One of the interesting pieces of work we're doing for the government is a compendium of studies done in the past five years on agricultural marketing in Ghana. There were about 90 studies done, making recommendations on how to improve the system. You know, one reason our organization does so well here is that we have the ability to implement. There is no lack of very good people here with very good ideas. We do well because we follow through. Now, we don't hit 100% of our goals--on a good day we're hitting 60%, but we do follow through, get results, and give coherent reports on those results.

[Could you comment on your pay and benefits?]

I'm well paid. I basically go out of the country on leave annually. I am sent to the States only every 18 months.

[How does your work affect your family life?]

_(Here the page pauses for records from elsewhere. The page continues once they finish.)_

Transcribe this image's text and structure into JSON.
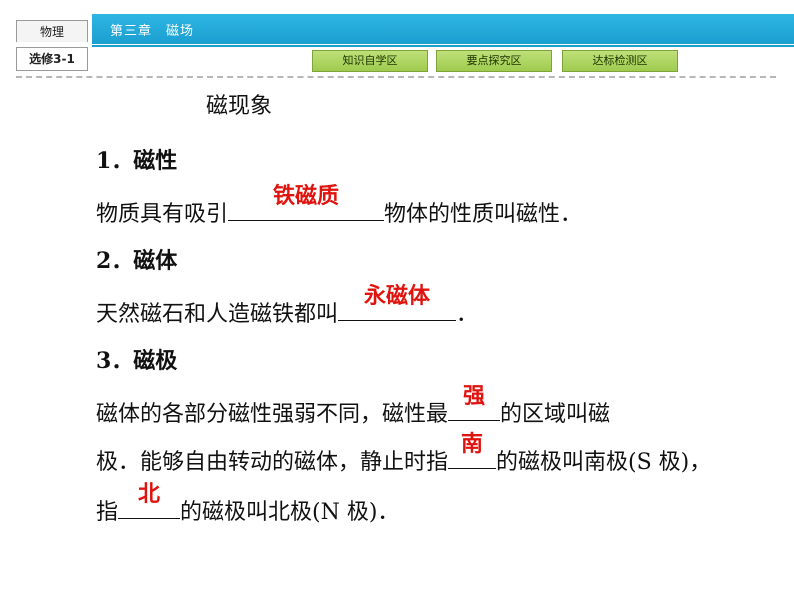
{
  "header": {
    "subject": "物理",
    "edition": "选修3-1",
    "chapter_title": "第三章　磁场",
    "nav": [
      "知识自学区",
      "要点探究区",
      "达标检测区"
    ]
  },
  "content": {
    "section_title": "磁现象",
    "h1": "1．磁性",
    "p1_before": "物质具有吸引",
    "p1_answer": "铁磁质",
    "p1_after": "物体的性质叫磁性．",
    "h2": "2．磁体",
    "p2_before": "天然磁石和人造磁铁都叫",
    "p2_answer": "永磁体",
    "p2_after": "．",
    "h3": "3．磁极",
    "p3a_before": "磁体的各部分磁性强弱不同，磁性最",
    "p3a_answer": "强",
    "p3a_after": "的区域叫磁",
    "p3b_before": "极．能够自由转动的磁体，静止时指",
    "p3b_answer": "南",
    "p3b_after": "的磁极叫南极(S 极)，",
    "p3c_before": "指",
    "p3c_answer": "北",
    "p3c_after": "的磁极叫北极(N 极)．"
  },
  "colors": {
    "header_band": "#1a9fd0",
    "nav_button": "#9fcb4e",
    "answer_text": "#e0140f"
  }
}
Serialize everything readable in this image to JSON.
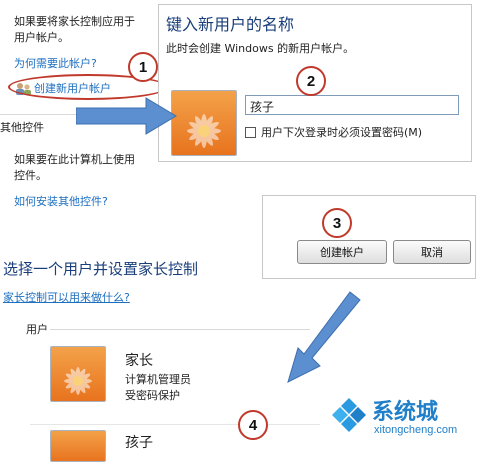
{
  "left": {
    "intro_line1": "如果要将家长控制应用于",
    "intro_line2": "用户帐户。",
    "why_need_account_link": "为何需要此帐户?",
    "create_account_link": "创建新用户帐户",
    "other_controls_heading": "其他控件",
    "other_controls_line1": "如果要在此计算机上使用",
    "other_controls_line2": "控件。",
    "install_other_controls_link": "如何安装其他控件?",
    "choose_user_heading": "选择一个用户并设置家长控制",
    "what_parental_link": "家长控制可以用来做什么?",
    "users_section_label": "用户",
    "user1_name": "家长",
    "user1_role": "计算机管理员",
    "user1_password": "受密码保护",
    "user2_name": "孩子"
  },
  "dialog": {
    "title": "键入新用户的名称",
    "subtitle": "此时会创建 Windows 的新用户帐户。",
    "name_value": "孩子",
    "require_password_label": "用户下次登录时必须设置密码(M)"
  },
  "buttons": {
    "create_account": "创建帐户",
    "cancel": "取消"
  },
  "steps": [
    "1",
    "2",
    "3",
    "4"
  ],
  "watermark": {
    "brand": "系统城",
    "url": "xitongcheng.com"
  },
  "colors": {
    "link": "#1d6fc0",
    "annotation_red": "#c0392b",
    "arrow_blue": "#5b8fd0"
  }
}
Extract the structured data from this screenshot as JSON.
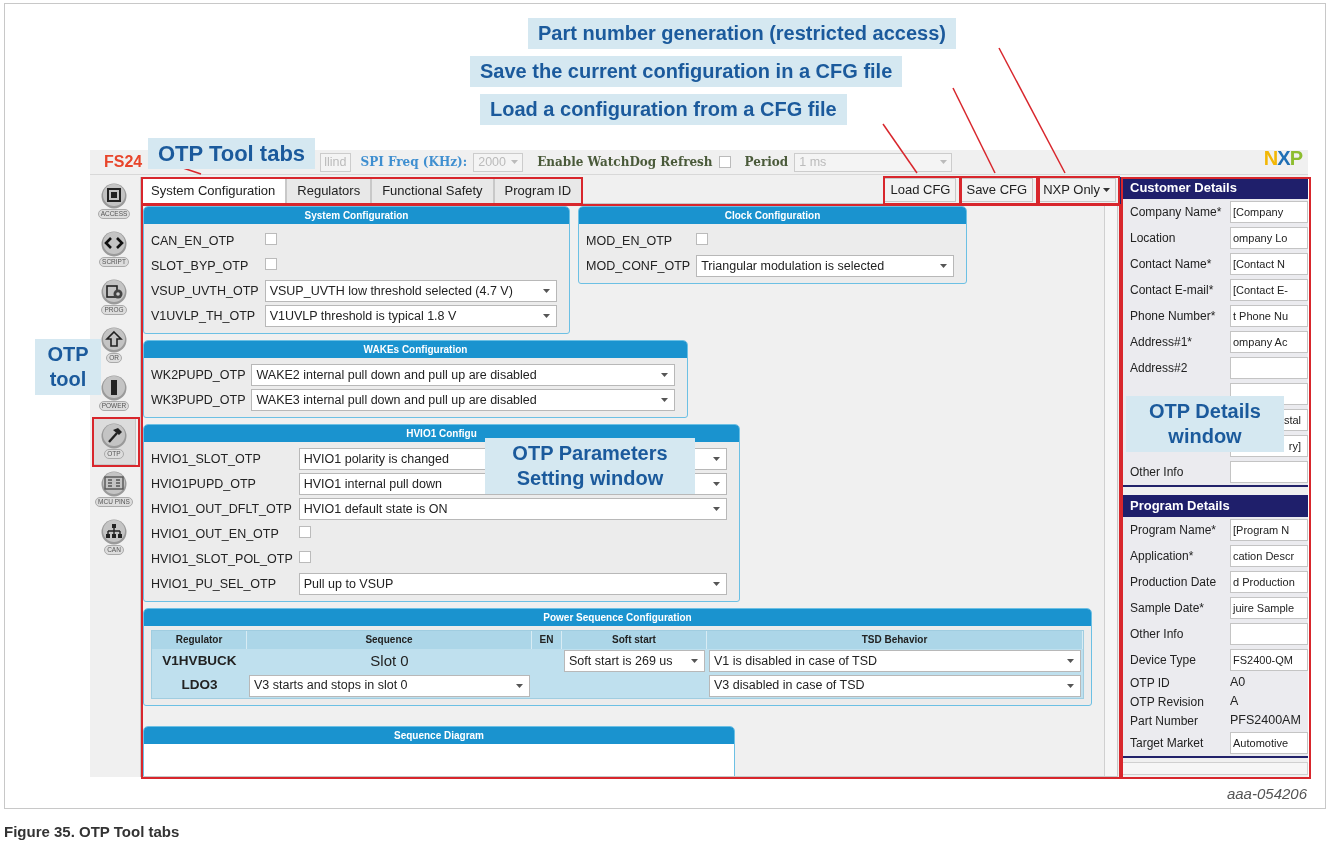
{
  "callouts": [
    {
      "text": "Part number generation (restricted access)"
    },
    {
      "text": "Save the current configuration in a CFG file"
    },
    {
      "text": "Load a configuration from a CFG file"
    },
    {
      "text": "OTP Tool tabs"
    },
    {
      "text": "OTP tool"
    },
    {
      "text": "OTP Parameters Setting window"
    },
    {
      "text": "OTP Details window"
    }
  ],
  "app": {
    "title": "FS24",
    "logo": "NXP",
    "toolbar": {
      "field_fragment": "llind",
      "spi_label": "SPI Freq (KHz):",
      "spi_value": "2000",
      "watchdog_label": "Enable WatchDog Refresh",
      "watchdog_checked": false,
      "period_label": "Period",
      "period_value": "1 ms"
    },
    "sidebar": [
      {
        "label": "ACCESS",
        "selected": false
      },
      {
        "label": "SCRIPT",
        "selected": false
      },
      {
        "label": "PROG",
        "selected": false
      },
      {
        "label": "OR",
        "selected": false
      },
      {
        "label": "POWER",
        "selected": false
      },
      {
        "label": "OTP",
        "selected": true
      },
      {
        "label": "MCU PINS",
        "selected": false
      },
      {
        "label": "CAN",
        "selected": false
      }
    ],
    "tabs": [
      {
        "label": "System Configuration",
        "selected": true
      },
      {
        "label": "Regulators",
        "selected": false
      },
      {
        "label": "Functional Safety",
        "selected": false
      },
      {
        "label": "Program ID",
        "selected": false
      }
    ],
    "buttons": [
      {
        "label": "Load CFG",
        "dropdown": false
      },
      {
        "label": "Save CFG",
        "dropdown": false
      },
      {
        "label": "NXP Only",
        "dropdown": true
      }
    ],
    "panels": [
      {
        "title": "System Configuration",
        "rows": [
          {
            "label": "CAN_EN_OTP",
            "kind": "checkbox",
            "checked": false
          },
          {
            "label": "SLOT_BYP_OTP",
            "kind": "checkbox",
            "checked": false
          },
          {
            "label": "VSUP_UVTH_OTP",
            "kind": "select",
            "value": "VSUP_UVTH low threshold selected (4.7 V)"
          },
          {
            "label": "V1UVLP_TH_OTP",
            "kind": "select",
            "value": "V1UVLP threshold is typical 1.8 V"
          }
        ]
      },
      {
        "title": "Clock Configuration",
        "rows": [
          {
            "label": "MOD_EN_OTP",
            "kind": "checkbox",
            "checked": false
          },
          {
            "label": "MOD_CONF_OTP",
            "kind": "select",
            "value": "Triangular modulation is selected"
          }
        ]
      },
      {
        "title": "WAKEs Configuration",
        "rows": [
          {
            "label": "WK2PUPD_OTP",
            "kind": "select",
            "value": "WAKE2 internal pull down and pull up are disabled"
          },
          {
            "label": "WK3PUPD_OTP",
            "kind": "select",
            "value": "WAKE3 internal pull down and pull up are disabled"
          }
        ]
      },
      {
        "title": "HVIO1 Configu",
        "rows": [
          {
            "label": "HVIO1_SLOT_OTP",
            "kind": "select",
            "value": "HVIO1 polarity is changed"
          },
          {
            "label": "HVIO1PUPD_OTP",
            "kind": "select",
            "value": "HVIO1 internal pull down"
          },
          {
            "label": "HVIO1_OUT_DFLT_OTP",
            "kind": "select",
            "value": "HVIO1 default state is ON"
          },
          {
            "label": "HVIO1_OUT_EN_OTP",
            "kind": "checkbox",
            "checked": false
          },
          {
            "label": "HVIO1_SLOT_POL_OTP",
            "kind": "checkbox",
            "checked": false
          },
          {
            "label": "HVIO1_PU_SEL_OTP",
            "kind": "select",
            "value": "Pull up to VSUP"
          }
        ]
      }
    ],
    "power_sequence": {
      "title": "Power Sequence Configuration",
      "columns": [
        "Regulator",
        "Sequence",
        "EN",
        "Soft start",
        "TSD Behavior"
      ],
      "rows": [
        {
          "cells": [
            {
              "kind": "label",
              "value": "V1HVBUCK"
            },
            {
              "kind": "text",
              "value": "Slot 0"
            },
            "",
            {
              "kind": "select",
              "value": "Soft start is 269 us"
            },
            {
              "kind": "select",
              "value": "V1 is disabled in case of TSD"
            }
          ]
        },
        {
          "cells": [
            {
              "kind": "label",
              "value": "LDO3"
            },
            {
              "kind": "select",
              "value": "V3 starts and stops in slot 0"
            },
            "",
            "",
            {
              "kind": "select",
              "value": "V3 disabled in case of TSD"
            }
          ]
        }
      ]
    },
    "sequence_diagram": {
      "title": "Sequence Diagram"
    },
    "customer_details": {
      "title": "Customer Details",
      "rows": [
        {
          "kind": "input",
          "label": "Company Name*",
          "value": "[Company"
        },
        {
          "kind": "input",
          "label": "Location",
          "value": "ompany Lo"
        },
        {
          "kind": "input",
          "label": "Contact Name*",
          "value": "[Contact N"
        },
        {
          "kind": "input",
          "label": "Contact E-mail*",
          "value": "[Contact E-"
        },
        {
          "kind": "input",
          "label": "Phone Number*",
          "value": "t Phone Nu"
        },
        {
          "kind": "input",
          "label": "Address#1*",
          "value": "ompany Ac"
        },
        {
          "kind": "input",
          "label": "Address#2"
        },
        {
          "kind": "input"
        },
        {
          "kind": "input",
          "value": "stal"
        },
        {
          "kind": "input",
          "value": "ry]"
        },
        {
          "kind": "input",
          "label": "Other Info"
        }
      ]
    },
    "program_details": {
      "title": "Program Details",
      "rows": [
        {
          "kind": "input",
          "label": "Program Name*",
          "value": "[Program N"
        },
        {
          "kind": "input",
          "label": "Application*",
          "value": "cation Descr"
        },
        {
          "kind": "input",
          "label": "Production Date",
          "value": "d Production"
        },
        {
          "kind": "input",
          "label": "Sample Date*",
          "value": "juire Sample"
        },
        {
          "kind": "input",
          "label": "Other Info"
        },
        {
          "kind": "input",
          "label": "Device Type",
          "value": "FS2400-QM"
        },
        {
          "kind": "text",
          "label": "OTP ID",
          "value": "A0"
        },
        {
          "kind": "text",
          "label": "OTP Revision",
          "value": "A"
        },
        {
          "kind": "text",
          "label": "Part Number",
          "value": "PFS2400AM"
        },
        {
          "kind": "input",
          "label": "Target Market",
          "value": "Automotive"
        }
      ]
    }
  },
  "figure": {
    "code": "aaa-054206",
    "caption": "Figure 35.  OTP Tool tabs"
  }
}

The twelve-hour days I mentioned go six days a week. This has a very strong impact on family life, in fact. On the plus side, my house is only about a mile from here. So when I'm not traveling, I'm home daily for lunch, which I wouldn't be able to do in the States. I'd probably be working just as long hours in the States. And when you're living here, when you're out socializing with people, you're also probably dealing with work. It becomes a 24-hour a day job, 7 days a week. That's why I think one does need to get out of the work environment occasionally. If I were working in the States, I think I would do a better job of separating myself from work.

We're so close to the equator in Ghana that it's dark when you get out of work. That makes it hard to get exercise. I'd say things are less balanced here than they are in the States. And you're out of touch with your family back home--that's difficult, especially for my wife who comes from a large and very close family. My wife works here as well, for another non-profit organization, and I think that's good. She is a consultant, so she controls her work time. She certainly spends more time with our son than I know she would in the States. So there's a trade off between health care and quality time with your children.

[Do you have a philosophy of work that you could summarize?]

Well, yes. I think people who work for me would say I have a philosophy of challenging people and pushing them to their limits, not letting them give up easily on things, challenging them to be creative. And I do that to myself as well.